Choosing a Stone Countertop for Your Bathroom
Stone countertops in bathrooms are a natural choice. They have an organic beauty and they're very durable because (if you'll pardon the pun) they're hard as a rock. But the advantages don't stop there: Stone is heat resistant, easy to maintain (if properly sealed) and available in a wide range of colors and textures. However, that's not to say it's without its downsides. Natural stone can stain and it is expensive, too. Plus, if you use an oversize piece, you may need extra support under the floor.
Only you can weigh the pros and cons for your particular bathroom project, but here are some of the most popular options in stone countertops and what they have to offer:
Highly polished marble gives a bathroom an instant air of elegance. It comes in a virtual rainbow of colors, running the gamut from nearly pure white (marble, by its very nature, has obvious veining) to pale pinks and blues to dramatic blacks and browns. It is, however, one of the most expensive types of stone and susceptible to stains, perhaps more so than any of its counterparts. The good news, though, is that you can take preventative measures; staining need not be a problem if the stone is treated with a penetrating silicone sealer that is maintained regularly.

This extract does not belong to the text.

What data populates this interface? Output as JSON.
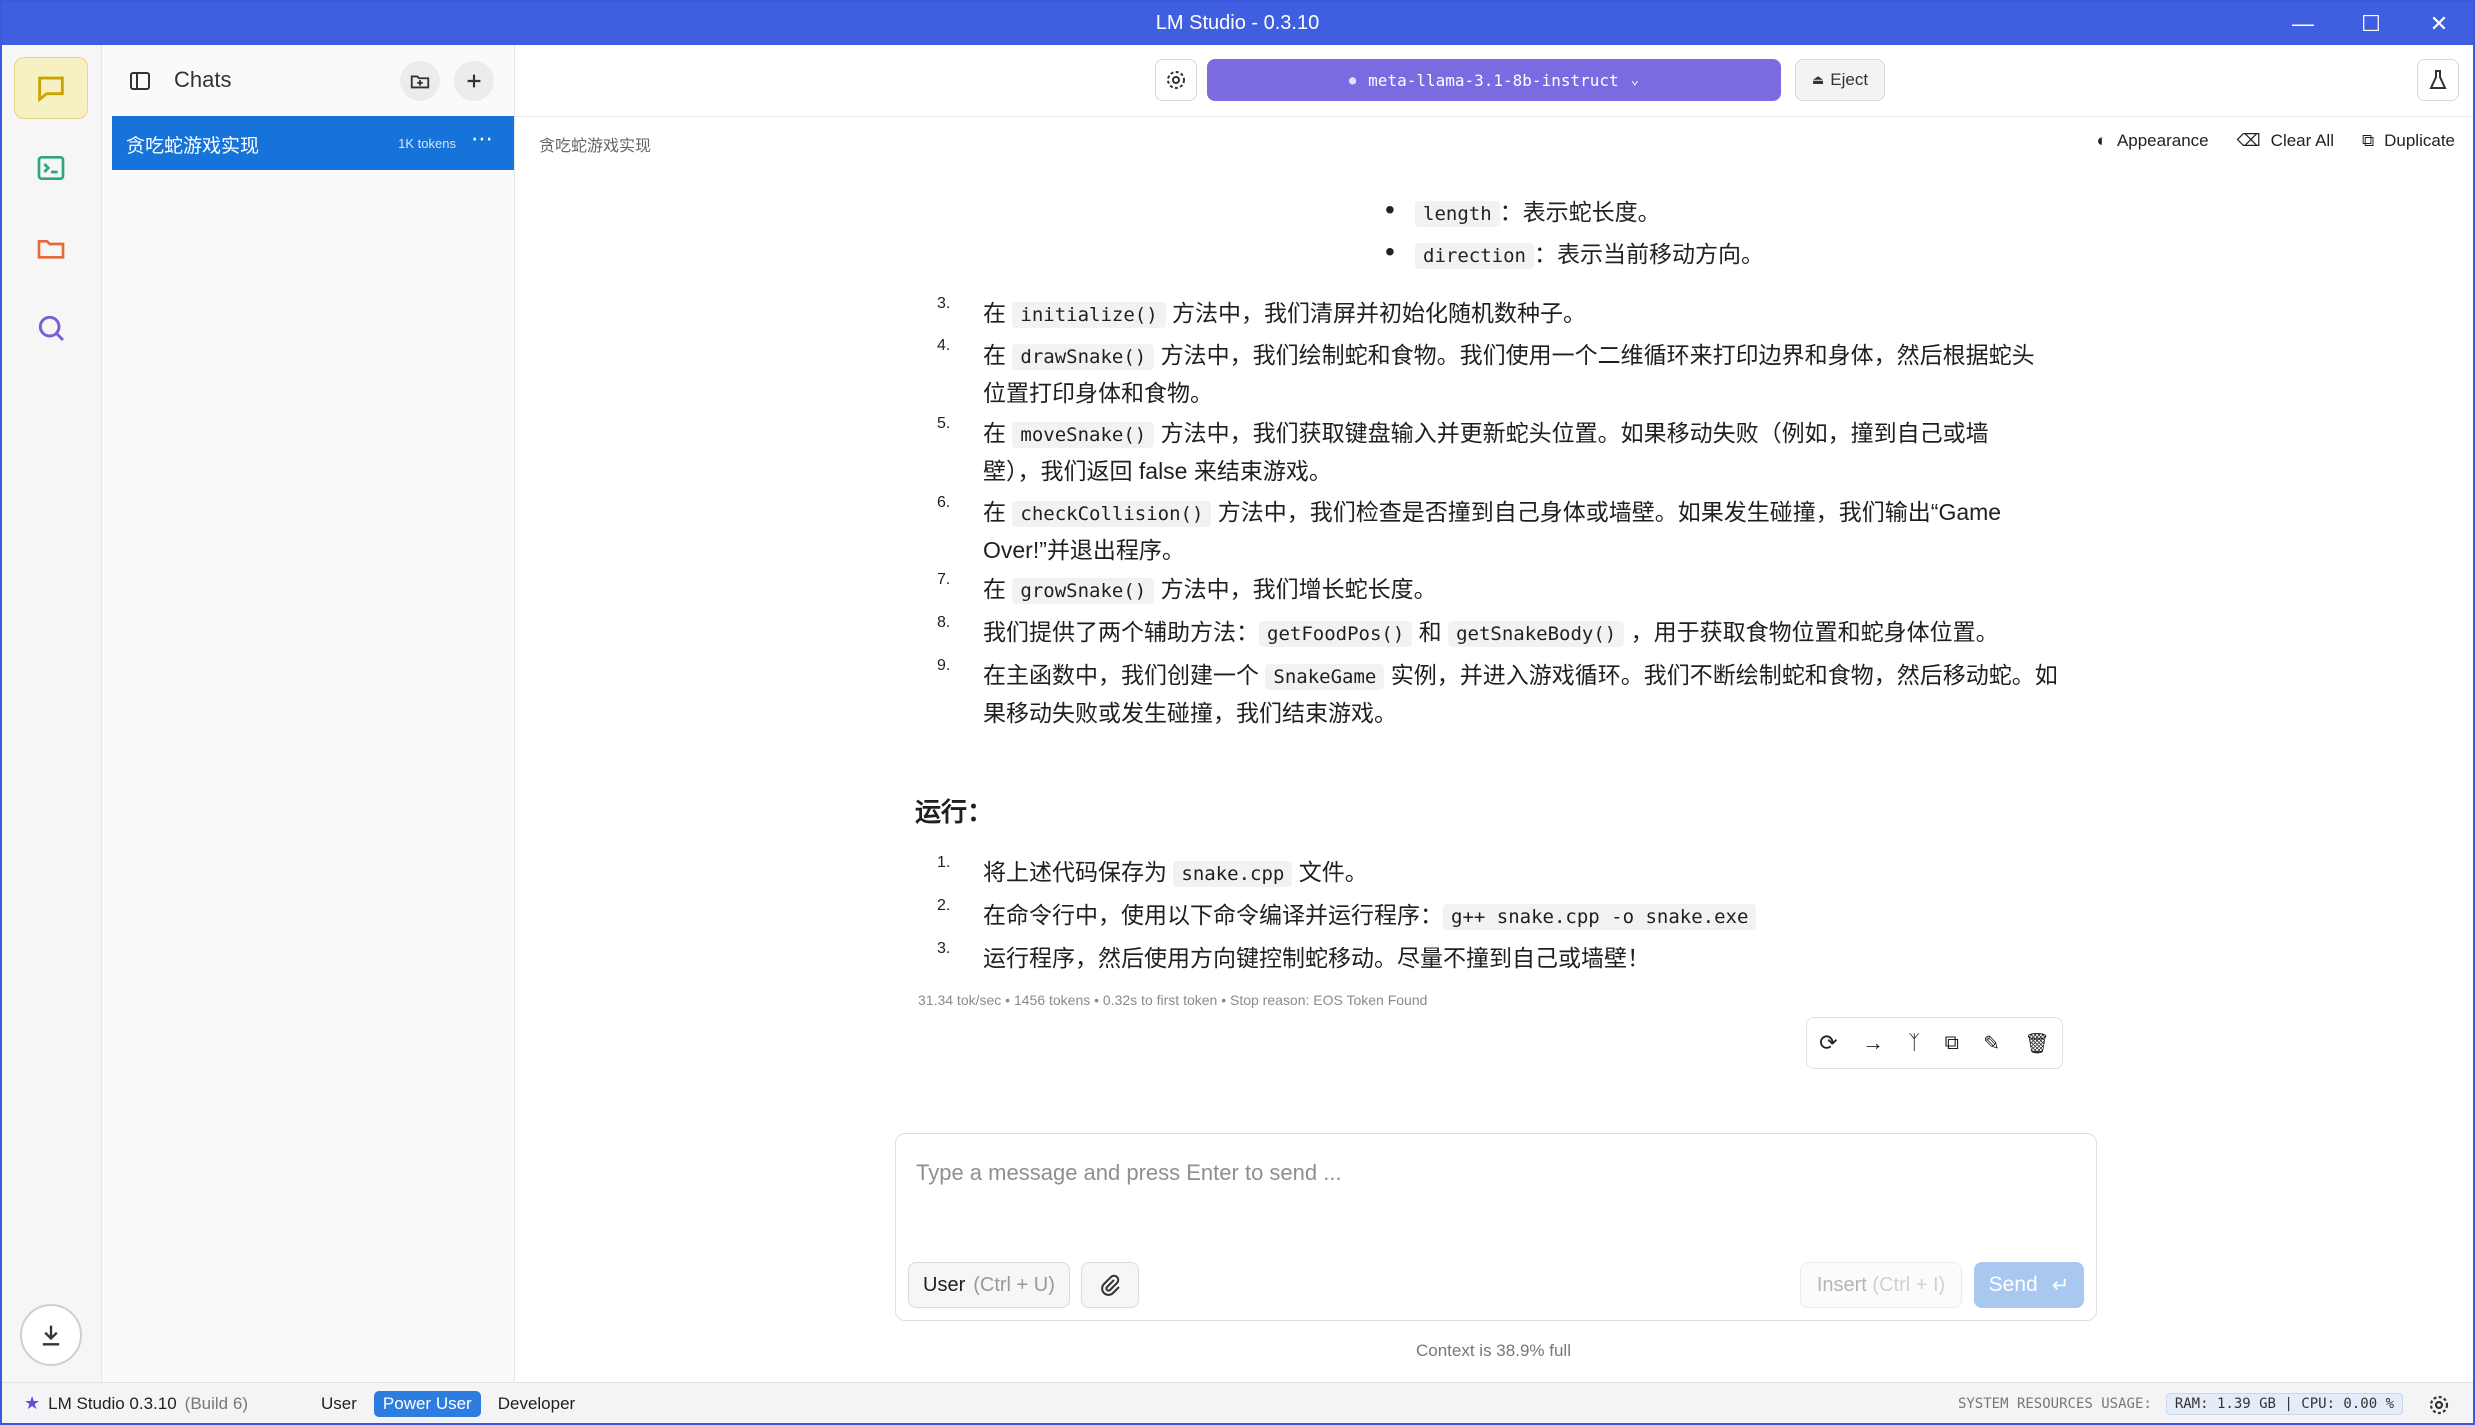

For more informal interiors, limestone often proves to be a good choice. This sandy stone, readily available, often captures fossilized plant and animal life, giving it a certain primitive appeal. Unlike marble, limestone is most often honed to a matte finish. But the very fact that it is so absorbent makes proper cleaning and maintaining an imperative. On the other hand, limestone is very much like marble in that it comes in a wide variety of colors. In its purest form, it is white or cream-colored, but specific minerals can cause diverse coloration. Iron, for example, will typically cause limestone to take on a red or yellow appearance while carbon tends to turn it gray or black.
Due to its compression while being formed upon beds of clay, slate naturally splits into broad, thin layers - perfectly suitable for countertops. With its textured surface, this type of stone has an organic look that makes it another good choice for informal spaces. Most often available in solid gray, black or green, slate is much softer than granite but, nonetheless, extremely durable. And to protect your investment (slate, too, is expensive), it should be sealed and properly maintained to prevent staining.
Coarse-grained sandstone is precisely what its name implies - a sedimentary rock made up of sand masses created by moving water or by wind. The color of this particular stone is determined by the cementing material; iron oxides result in red or reddish-brown colors while other materials can cast white, yellow or grayish hues. Like all natural stones, too, this type needs to be sealed to prevent, or at least minimize, staining.
In terms of cost, granite is at the high end of the spectrum. But the rich look it provides is well worth it. This extremely hard rock, formed by volcanic activity, has a shimmering beauty that results from the crystals of quartz, mica and feldspar trapped within it. And its durability means that it will be yours to enjoy for years to come. It has the advantage of being bacteria-resistant and - with proper sealing - is highly stain-resistant, too. Plus, it's nearly impossible to scratch. Granite is available in a striking array of colors, and is the one natural stone that has a ready-made option; prefabricated granite is available at some home centers.
You may remember seeing a soapstone top on your high school chemistry table, but now this natural stone is right at home in the bathroom, too. Typically gray in color, it's highly resistant to heat yet softer than most of its counterparts. Still, it's a very dense (non-porous) material, even more so than marble, slate, limestone or granite. That's good news, especially for bathroom applications, because it means that the surface will not stain; liquids simply can't penetrate it. Very little maintenance is required, too. All that's needed is an occasional coat of mineral oil; once applied, the stone will darken to a charcoal gray or even black.